"Based on the confidence gained through this performance, these cells are poised to be used in upcoming operational missions where 35-40 per cent battery mass saving is expected. The system finds application both in space and ground use," ISRO added. The on-orbit voltage, current and temperature values of the battery were acquired through telemetry and found to match well with the predictions, it said. Compared to conventional Li-ion cells which use pure graphite as anode material, this cell uses Si-Graphite composite as anode material. This helps in accommodating more Lithium ions for a given unit mass of anode material and thus improves the energy density of the cell.

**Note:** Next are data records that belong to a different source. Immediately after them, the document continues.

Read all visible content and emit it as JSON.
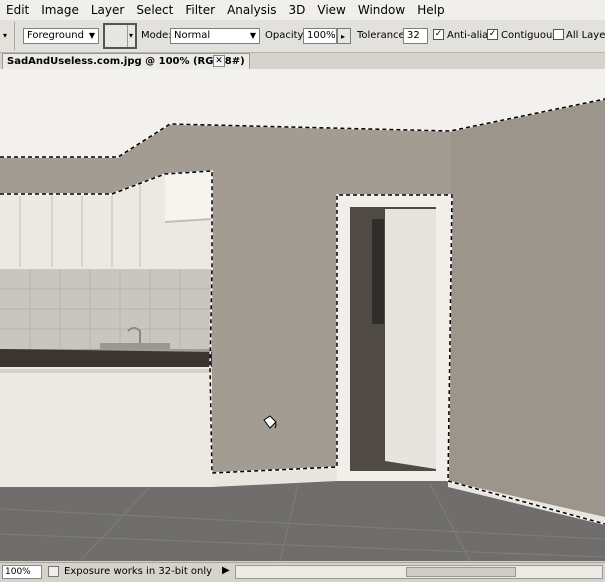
{
  "menu": [
    "Edit",
    "Image",
    "Layer",
    "Select",
    "Filter",
    "Analysis",
    "3D",
    "View",
    "Window",
    "Help"
  ],
  "options": {
    "fill_source": "Foreground",
    "mode_label": "Mode:",
    "mode_value": "Normal",
    "opacity_label": "Opacity:",
    "opacity_value": "100%",
    "tolerance_label": "Tolerance:",
    "tolerance_value": "32",
    "antialias_label": "Anti-alias",
    "contiguous_label": "Contiguous",
    "all_layers_label": "All Layers",
    "antialias_checked": true,
    "contiguous_checked": true,
    "all_layers_checked": false
  },
  "document": {
    "tab_title": "SadAndUseless.com.jpg @ 100% (RGB/8#)",
    "close_glyph": "✕"
  },
  "status": {
    "zoom": "100%",
    "message": "Exposure works in 32-bit only",
    "play_glyph": "▶"
  },
  "icons": {
    "tool_preset": "paint-bucket-icon",
    "cursor": "paint-bucket-cursor-icon"
  },
  "colors": {
    "wall": "#a39c92",
    "ceiling": "#f3f1ed",
    "floor": "#6f6e6c",
    "cabinet": "#ece9e2",
    "benchtop": "#3b3430",
    "door": "#e6e4df"
  }
}
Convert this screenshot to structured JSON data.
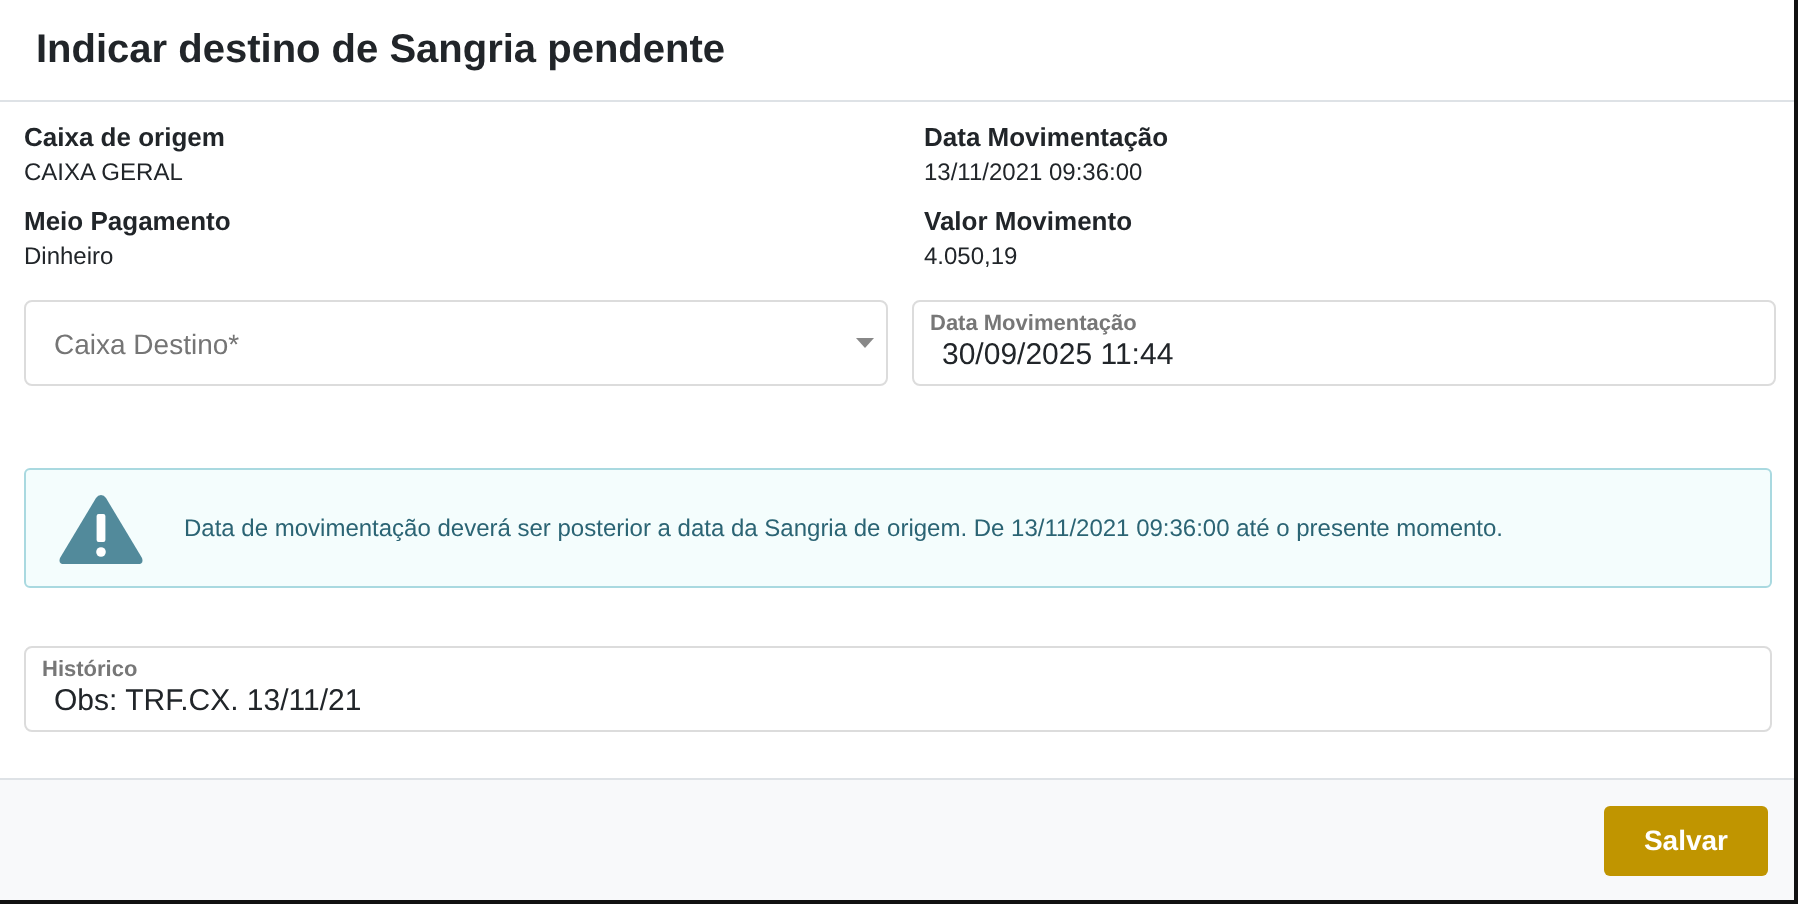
{
  "window": {
    "title": "Indicar destino de Sangria pendente"
  },
  "details": [
    {
      "label": "Caixa de origem",
      "value": "CAIXA GERAL"
    },
    {
      "label": "Data Movimentação",
      "value": "13/11/2021 09:36:00"
    },
    {
      "label": "Meio Pagamento",
      "value": "Dinheiro"
    },
    {
      "label": "Valor Movimento",
      "value": "4.050,19"
    }
  ],
  "fields": [
    {
      "kind": "select",
      "placeholder": "Caixa Destino*"
    },
    {
      "kind": "text",
      "label": "Data Movimentação",
      "value": "30/09/2025 11:44"
    }
  ],
  "alert": {
    "text": "Data de movimentação deverá ser posterior a data da Sangria de origem. De 13/11/2021 09:36:00 até o presente momento."
  },
  "history": {
    "label": "Histórico",
    "value": "Obs: TRF.CX. 13/11/21"
  },
  "buttons": [
    "Salvar"
  ]
}
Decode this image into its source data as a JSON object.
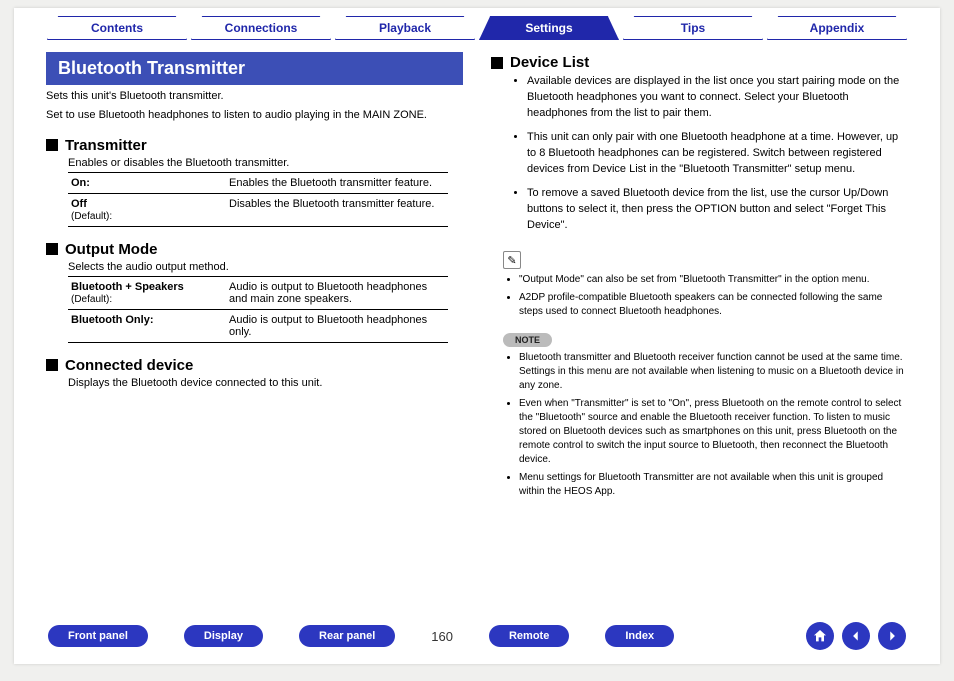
{
  "tabs": {
    "items": [
      "Contents",
      "Connections",
      "Playback",
      "Settings",
      "Tips",
      "Appendix"
    ],
    "active_index": 3
  },
  "left": {
    "title": "Bluetooth Transmitter",
    "intro1": "Sets this unit's Bluetooth transmitter.",
    "intro2": "Set to use Bluetooth headphones to listen to audio playing in the MAIN ZONE.",
    "transmitter": {
      "heading": "Transmitter",
      "desc": "Enables or disables the Bluetooth transmitter.",
      "rows": [
        {
          "term": "On:",
          "default": "",
          "desc": "Enables the Bluetooth transmitter feature."
        },
        {
          "term": "Off",
          "default": "(Default):",
          "desc": "Disables the Bluetooth transmitter feature."
        }
      ]
    },
    "output": {
      "heading": "Output Mode",
      "desc": "Selects the audio output method.",
      "rows": [
        {
          "term": "Bluetooth + Speakers",
          "default": "(Default):",
          "desc": "Audio is output to Bluetooth headphones and main zone speakers."
        },
        {
          "term": "Bluetooth Only:",
          "default": "",
          "desc": "Audio is output to Bluetooth headphones only."
        }
      ]
    },
    "connected": {
      "heading": "Connected device",
      "desc": "Displays the Bluetooth device connected to this unit."
    }
  },
  "right": {
    "device_list": {
      "heading": "Device List",
      "bullets": [
        "Available devices are displayed in the list once you start pairing mode on the Bluetooth headphones you want to connect. Select your Bluetooth headphones from the list to pair them.",
        "This unit can only pair with one Bluetooth headphone at a time. However, up to 8 Bluetooth headphones can be registered. Switch between registered devices from Device List in the \"Bluetooth Transmitter\" setup menu.",
        "To remove a saved Bluetooth device from the list, use the cursor Up/Down buttons to select it, then press the OPTION button and select \"Forget This Device\"."
      ]
    },
    "tips": [
      "\"Output Mode\" can also be set from \"Bluetooth Transmitter\" in the option menu.",
      "A2DP profile-compatible Bluetooth speakers can be connected following the same steps used to connect Bluetooth headphones."
    ],
    "note_label": "NOTE",
    "notes": [
      "Bluetooth transmitter and Bluetooth receiver function cannot be used at the same time. Settings in this menu are not available when listening to music on a Bluetooth device in any zone.",
      "Even when \"Transmitter\" is set to \"On\", press Bluetooth on the remote control to select the \"Bluetooth\" source and enable the Bluetooth receiver function. To listen to music stored on Bluetooth devices such as smartphones on this unit, press Bluetooth on the remote control to switch the input source to Bluetooth, then reconnect the Bluetooth device.",
      "Menu settings for Bluetooth Transmitter are not available when this unit is grouped within the HEOS App."
    ]
  },
  "footer": {
    "pills": [
      "Front panel",
      "Display",
      "Rear panel"
    ],
    "page": "160",
    "pills2": [
      "Remote",
      "Index"
    ]
  }
}
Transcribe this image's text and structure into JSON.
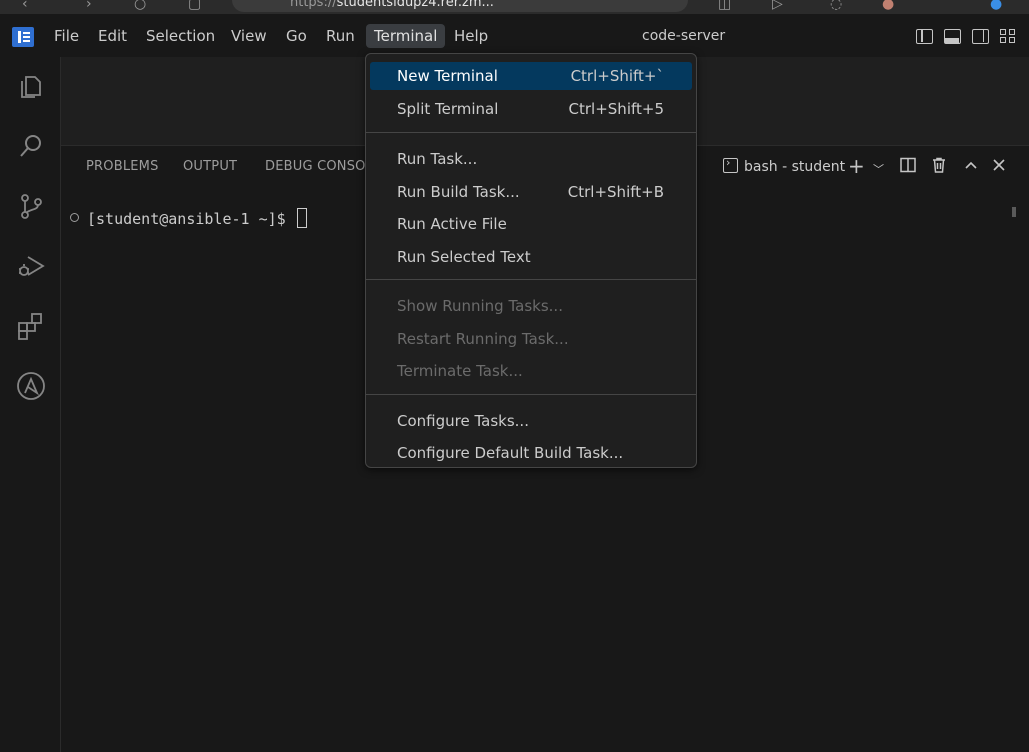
{
  "browser": {
    "url_scheme": "https://",
    "url_host": "studentsidupz4.rer.zm..."
  },
  "menubar": {
    "items": [
      "File",
      "Edit",
      "Selection",
      "View",
      "Go",
      "Run",
      "Terminal",
      "Help"
    ],
    "active": "Terminal"
  },
  "window_title": "code-server",
  "panel": {
    "tabs": [
      "PROBLEMS",
      "OUTPUT",
      "DEBUG CONSOLE"
    ],
    "terminal_name": "bash - student"
  },
  "terminal": {
    "prompt": "[student@ansible-1 ~]$ "
  },
  "terminal_menu": {
    "groups": [
      [
        {
          "label": "New Terminal",
          "shortcut": "Ctrl+Shift+`",
          "selected": true
        },
        {
          "label": "Split Terminal",
          "shortcut": "Ctrl+Shift+5"
        }
      ],
      [
        {
          "label": "Run Task..."
        },
        {
          "label": "Run Build Task...",
          "shortcut": "Ctrl+Shift+B"
        },
        {
          "label": "Run Active File"
        },
        {
          "label": "Run Selected Text"
        }
      ],
      [
        {
          "label": "Show Running Tasks...",
          "disabled": true
        },
        {
          "label": "Restart Running Task...",
          "disabled": true
        },
        {
          "label": "Terminate Task...",
          "disabled": true
        }
      ],
      [
        {
          "label": "Configure Tasks..."
        },
        {
          "label": "Configure Default Build Task..."
        }
      ]
    ]
  },
  "colors": {
    "accent": "#04395e",
    "background": "#1f1f1f",
    "sidebar": "#181818"
  },
  "icons": [
    "explorer-icon",
    "search-icon",
    "source-control-icon",
    "run-debug-icon",
    "extensions-icon",
    "ansible-icon"
  ]
}
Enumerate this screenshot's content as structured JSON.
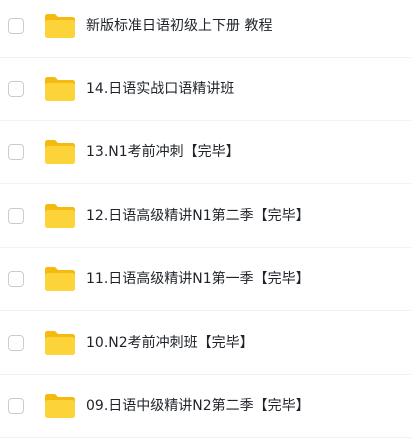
{
  "files": [
    {
      "name": "新版标准日语初级上下册 教程",
      "type": "folder-icon"
    },
    {
      "name": "14.日语实战口语精讲班",
      "type": "folder-icon"
    },
    {
      "name": "13.N1考前冲刺【完毕】",
      "type": "folder-icon"
    },
    {
      "name": "12.日语高级精讲N1第二季【完毕】",
      "type": "folder-icon"
    },
    {
      "name": "11.日语高级精讲N1第一季【完毕】",
      "type": "folder-icon"
    },
    {
      "name": "10.N2考前冲刺班【完毕】",
      "type": "folder-icon"
    },
    {
      "name": "09.日语中级精讲N2第二季【完毕】",
      "type": "folder-icon"
    }
  ],
  "colors": {
    "folder_back": "#f5b90f",
    "folder_front": "#fdd33a",
    "text": "#1f2329",
    "checkbox_border": "#c9ccd2",
    "divider": "#f1f2f4"
  }
}
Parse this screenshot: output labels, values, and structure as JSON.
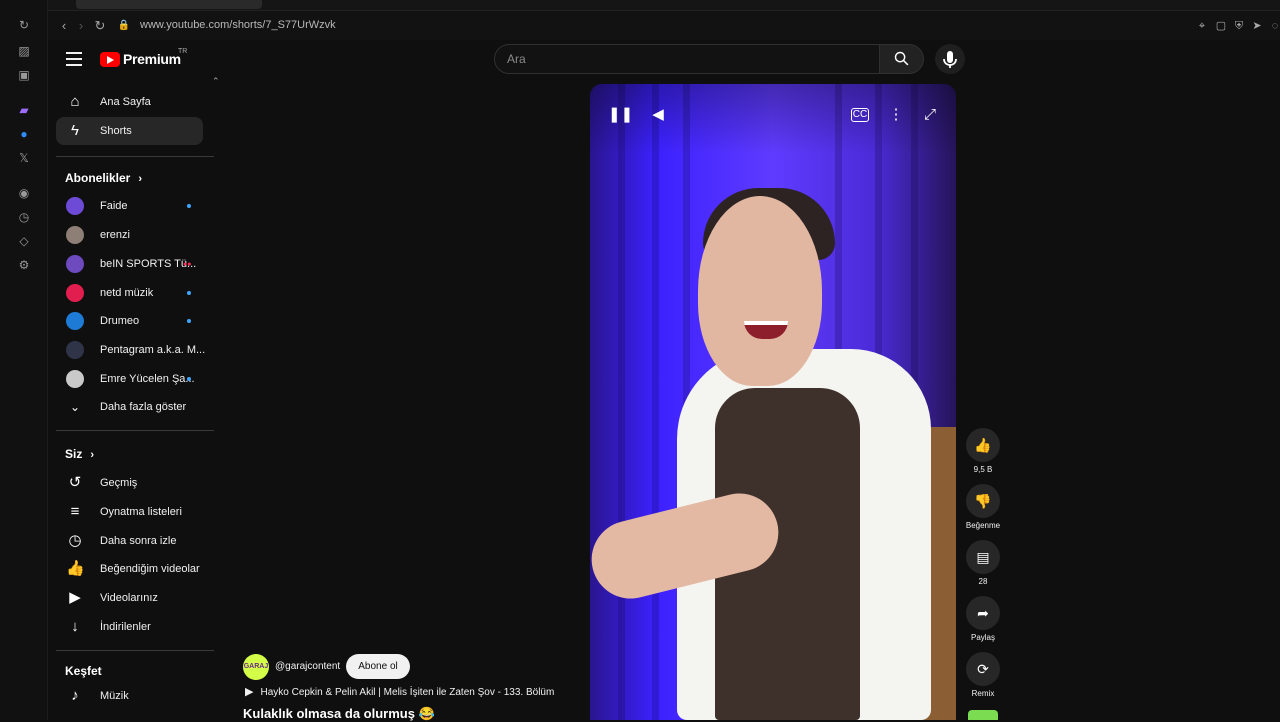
{
  "browser": {
    "url": "www.youtube.com/shorts/7_S77UrWzvk",
    "rail_icons": [
      "refresh-icon",
      "extension-icon",
      "tab-icon",
      "twitch-icon",
      "messenger-icon",
      "x-icon",
      "play-circle-icon",
      "clock-icon",
      "puzzle-icon",
      "settings-icon"
    ],
    "toolbar_icons": [
      "back-icon",
      "forward-icon",
      "reload-icon",
      "lock-icon"
    ],
    "right_icons": [
      "pin-icon",
      "tab-manager-icon",
      "shield-icon",
      "share-icon",
      "user-icon"
    ]
  },
  "youtube": {
    "brand": "Premium",
    "region": "TR",
    "search": {
      "placeholder": "Ara",
      "value": ""
    },
    "nav": [
      {
        "label": "Ana Sayfa",
        "icon": "home-icon"
      },
      {
        "label": "Shorts",
        "icon": "shorts-icon",
        "active": true
      }
    ],
    "subscriptions": {
      "title": "Abonelikler",
      "items": [
        {
          "name": "Faide",
          "avatar_color": "#6d4bd6",
          "badge": "dot"
        },
        {
          "name": "erenzi",
          "avatar_color": "#8d7f76",
          "badge": ""
        },
        {
          "name": "beIN SPORTS Tü...",
          "avatar_color": "#6e4abf",
          "badge": "live"
        },
        {
          "name": "netd müzik",
          "avatar_color": "#e21e4e",
          "badge": "dot"
        },
        {
          "name": "Drumeo",
          "avatar_color": "#1d7bd6",
          "badge": "dot"
        },
        {
          "name": "Pentagram a.k.a. M...",
          "avatar_color": "#2f3448",
          "badge": ""
        },
        {
          "name": "Emre Yücelen Şa...",
          "avatar_color": "#c9c9c9",
          "badge": "dot"
        }
      ],
      "show_more": "Daha fazla göster"
    },
    "you": {
      "title": "Siz",
      "items": [
        {
          "label": "Geçmiş",
          "icon": "history-icon"
        },
        {
          "label": "Oynatma listeleri",
          "icon": "playlist-icon"
        },
        {
          "label": "Daha sonra izle",
          "icon": "watch-later-icon"
        },
        {
          "label": "Beğendiğim videolar",
          "icon": "liked-videos-icon"
        },
        {
          "label": "Videolarınız",
          "icon": "your-videos-icon"
        },
        {
          "label": "İndirilenler",
          "icon": "download-icon"
        }
      ]
    },
    "explore": {
      "title": "Keşfet",
      "items": [
        {
          "label": "Müzik",
          "icon": "music-icon"
        }
      ]
    },
    "player": {
      "controls": [
        "pause-icon",
        "volume-icon",
        "captions-icon",
        "more-icon",
        "fullscreen-icon"
      ]
    },
    "actions": [
      {
        "label": "9,5 B",
        "icon": "like-icon"
      },
      {
        "label": "Beğenme",
        "icon": "dislike-icon"
      },
      {
        "label": "28",
        "icon": "comment-icon"
      },
      {
        "label": "Paylaş",
        "icon": "share-icon"
      },
      {
        "label": "Remix",
        "icon": "remix-icon"
      }
    ],
    "short": {
      "avatar_text": "GARAJ",
      "channel_handle": "@garajcontent",
      "subscribe_label": "Abone ol",
      "episode": "Hayko Cepkin & Pelin Akil | Melis İşiten ile Zaten Şov - 133. Bölüm",
      "title": "Kulaklık olmasa da olurmuş 😂"
    },
    "accent": "#ff0000"
  }
}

In addition to the material change, this cell also employs cost-effective hardware, which is readily available and a crimped sealing based design, which reduces the hardware cost and fabrication cost significantly. The energy density of the Silicon High energy Li-ion cells is 190 Wh/kg with an operating voltage of 4. 2 to 2.8 V, against Lithium-ion cells (157 Wh/kg). During the flight, the battery system worked for 21 hours in 15 orbits delivering a capacity of 8. 9 Ah with final drained voltage of 0. 4 V, ISRO said. Before inducting any new systems in operational vehicles & missions, the Vikram Sarabhai Space Centre (VSSC), the lead centre of ISRO, subjects the system to rigorous qualification and flight demonstration as piggyback payloads. The same approach was followed for these cells also. The capability of the cells to survive and perform in harsh space environments was also successfully demonstrated through the POEM experiment, it was stated. (THE NEW INDIAN EXPRESS)